Wednesday, April 24, 2019 - 12:30pm to 1:30pm
The injustices of the American criminal justice system are blatant, confirming the common sense prejudice that poor people are the most criminal, the most dangerous, the most deserving of social exclusion and persistent distrust. Under the Trump administration, law and order policies have intensified, but they have a long, bipartisan history. Drawing upon his latest book, Beyond These Walls: Rethinking Crime and Punishment in the United States, Tony Platt also explores the long history of efforts by reformers and activists to change the inequities that permeate policing, courts, and prisons. They have mostly failed, and in some cases resulted in the expansion of the net of social control. We need bold new ideas and a strategic vision of what it will take to achieve justice for all in this era of authoritarian disorder.

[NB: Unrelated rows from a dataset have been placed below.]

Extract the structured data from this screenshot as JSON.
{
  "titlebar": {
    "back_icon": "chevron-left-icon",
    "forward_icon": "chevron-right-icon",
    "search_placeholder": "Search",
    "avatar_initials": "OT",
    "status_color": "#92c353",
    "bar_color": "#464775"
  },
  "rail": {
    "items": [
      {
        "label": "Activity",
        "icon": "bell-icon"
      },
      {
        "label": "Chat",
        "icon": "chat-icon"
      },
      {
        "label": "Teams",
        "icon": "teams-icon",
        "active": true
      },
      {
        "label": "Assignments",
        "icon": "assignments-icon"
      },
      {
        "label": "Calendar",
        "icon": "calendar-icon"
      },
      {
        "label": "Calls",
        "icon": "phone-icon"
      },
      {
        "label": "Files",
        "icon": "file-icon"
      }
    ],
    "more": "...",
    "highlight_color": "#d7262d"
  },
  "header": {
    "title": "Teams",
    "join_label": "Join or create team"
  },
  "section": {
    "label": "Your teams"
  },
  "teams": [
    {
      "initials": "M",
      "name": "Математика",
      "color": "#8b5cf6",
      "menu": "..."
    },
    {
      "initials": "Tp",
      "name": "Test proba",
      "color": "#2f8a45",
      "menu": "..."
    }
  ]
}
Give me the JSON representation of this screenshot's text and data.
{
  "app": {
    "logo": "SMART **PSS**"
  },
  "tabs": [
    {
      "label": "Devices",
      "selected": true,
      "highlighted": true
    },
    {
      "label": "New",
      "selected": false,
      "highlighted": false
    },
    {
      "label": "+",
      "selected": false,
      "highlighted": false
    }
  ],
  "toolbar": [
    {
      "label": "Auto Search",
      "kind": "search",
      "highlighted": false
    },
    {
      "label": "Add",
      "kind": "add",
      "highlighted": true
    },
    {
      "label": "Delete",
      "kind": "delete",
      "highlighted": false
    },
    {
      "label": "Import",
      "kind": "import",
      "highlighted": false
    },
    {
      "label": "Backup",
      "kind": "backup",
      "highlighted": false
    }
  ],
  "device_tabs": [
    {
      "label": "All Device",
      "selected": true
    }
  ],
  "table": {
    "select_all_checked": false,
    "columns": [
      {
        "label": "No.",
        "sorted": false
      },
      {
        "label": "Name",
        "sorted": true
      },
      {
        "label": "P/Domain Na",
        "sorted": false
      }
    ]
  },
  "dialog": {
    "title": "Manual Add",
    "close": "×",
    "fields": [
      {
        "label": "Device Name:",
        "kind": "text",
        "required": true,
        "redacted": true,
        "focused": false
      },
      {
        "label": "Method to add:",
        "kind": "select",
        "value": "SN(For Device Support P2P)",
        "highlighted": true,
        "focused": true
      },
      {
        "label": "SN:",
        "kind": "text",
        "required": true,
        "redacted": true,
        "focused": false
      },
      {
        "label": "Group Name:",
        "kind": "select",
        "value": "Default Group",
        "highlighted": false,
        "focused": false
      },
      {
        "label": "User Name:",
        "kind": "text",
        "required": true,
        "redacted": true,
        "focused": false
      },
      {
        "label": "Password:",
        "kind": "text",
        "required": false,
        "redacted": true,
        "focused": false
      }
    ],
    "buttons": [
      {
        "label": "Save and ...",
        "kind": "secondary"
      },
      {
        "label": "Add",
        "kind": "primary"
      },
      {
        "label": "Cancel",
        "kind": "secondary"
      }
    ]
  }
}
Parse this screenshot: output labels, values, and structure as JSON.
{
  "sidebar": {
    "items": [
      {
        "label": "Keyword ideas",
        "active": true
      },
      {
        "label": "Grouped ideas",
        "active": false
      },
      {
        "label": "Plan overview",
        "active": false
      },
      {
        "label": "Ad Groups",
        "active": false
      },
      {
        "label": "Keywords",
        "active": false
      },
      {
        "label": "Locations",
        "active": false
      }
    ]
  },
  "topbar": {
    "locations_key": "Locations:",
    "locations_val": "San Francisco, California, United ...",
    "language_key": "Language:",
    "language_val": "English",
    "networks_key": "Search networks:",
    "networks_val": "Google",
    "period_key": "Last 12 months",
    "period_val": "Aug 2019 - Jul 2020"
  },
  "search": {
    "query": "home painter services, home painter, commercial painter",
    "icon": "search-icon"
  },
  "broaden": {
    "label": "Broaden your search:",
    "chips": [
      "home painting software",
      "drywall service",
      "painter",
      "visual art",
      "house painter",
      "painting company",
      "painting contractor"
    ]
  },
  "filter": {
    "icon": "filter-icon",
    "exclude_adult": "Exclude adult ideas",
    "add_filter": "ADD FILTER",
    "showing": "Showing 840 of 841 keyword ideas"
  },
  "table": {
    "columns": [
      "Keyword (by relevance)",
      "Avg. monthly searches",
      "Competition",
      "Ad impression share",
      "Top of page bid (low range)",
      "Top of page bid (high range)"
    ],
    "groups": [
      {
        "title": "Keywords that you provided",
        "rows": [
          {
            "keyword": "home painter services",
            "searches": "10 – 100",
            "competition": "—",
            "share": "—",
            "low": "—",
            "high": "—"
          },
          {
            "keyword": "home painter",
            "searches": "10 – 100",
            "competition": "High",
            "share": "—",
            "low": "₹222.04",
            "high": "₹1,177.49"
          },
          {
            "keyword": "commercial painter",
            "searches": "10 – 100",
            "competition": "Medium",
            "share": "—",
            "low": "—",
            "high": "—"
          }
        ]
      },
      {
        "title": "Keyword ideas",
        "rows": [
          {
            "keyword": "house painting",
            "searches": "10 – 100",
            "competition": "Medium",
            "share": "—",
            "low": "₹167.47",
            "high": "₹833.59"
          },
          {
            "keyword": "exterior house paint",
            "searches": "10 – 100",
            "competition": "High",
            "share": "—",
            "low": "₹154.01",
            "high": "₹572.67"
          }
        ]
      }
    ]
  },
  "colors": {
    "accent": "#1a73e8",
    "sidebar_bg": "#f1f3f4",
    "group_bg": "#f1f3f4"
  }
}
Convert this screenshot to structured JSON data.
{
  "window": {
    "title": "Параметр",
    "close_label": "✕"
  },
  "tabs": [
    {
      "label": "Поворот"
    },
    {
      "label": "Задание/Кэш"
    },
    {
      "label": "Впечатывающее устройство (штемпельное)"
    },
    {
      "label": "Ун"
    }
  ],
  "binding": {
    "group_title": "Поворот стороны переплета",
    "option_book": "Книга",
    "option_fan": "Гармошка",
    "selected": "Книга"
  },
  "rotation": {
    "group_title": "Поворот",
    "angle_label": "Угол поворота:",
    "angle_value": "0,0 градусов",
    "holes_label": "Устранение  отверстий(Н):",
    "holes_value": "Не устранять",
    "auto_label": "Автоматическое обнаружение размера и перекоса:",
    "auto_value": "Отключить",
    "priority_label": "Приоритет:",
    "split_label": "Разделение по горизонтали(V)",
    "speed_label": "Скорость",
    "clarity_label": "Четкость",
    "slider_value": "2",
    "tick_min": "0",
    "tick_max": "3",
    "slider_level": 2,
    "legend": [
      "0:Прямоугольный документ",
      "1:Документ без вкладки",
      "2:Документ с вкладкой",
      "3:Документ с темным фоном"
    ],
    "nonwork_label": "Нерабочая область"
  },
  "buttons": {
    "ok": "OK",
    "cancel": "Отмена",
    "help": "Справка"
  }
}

Tony Platt (email@example.com) is the author of twelve books and 150 essays and articles dealing with issues of criminal justice, race, inequality, and social justice in American history. He taught at the University of Chicago, University of California (Berkeley), and California state universities. He is currently a Distinguished Affiliated Scholar at the Center for the Study of Law & Society, University of California, Berkeley. His most recent book is Beyond These Walls: Rethinking Crime and Punishmend in the United States (St. Martin's Press). His longtime experience as a public intellectual and activist informs his work.
Beyond These Walls: Rethinking Crime and Punishment in the United States was published by St. Martin's Press on January 8, 2019: https://us.macmillan.com/books/9781250085115
OLLI @Berkeley Speaker Series events are free to current OLLI members and UC Berkeley faculty, staff, and students; $10 general admission. Registration is not required.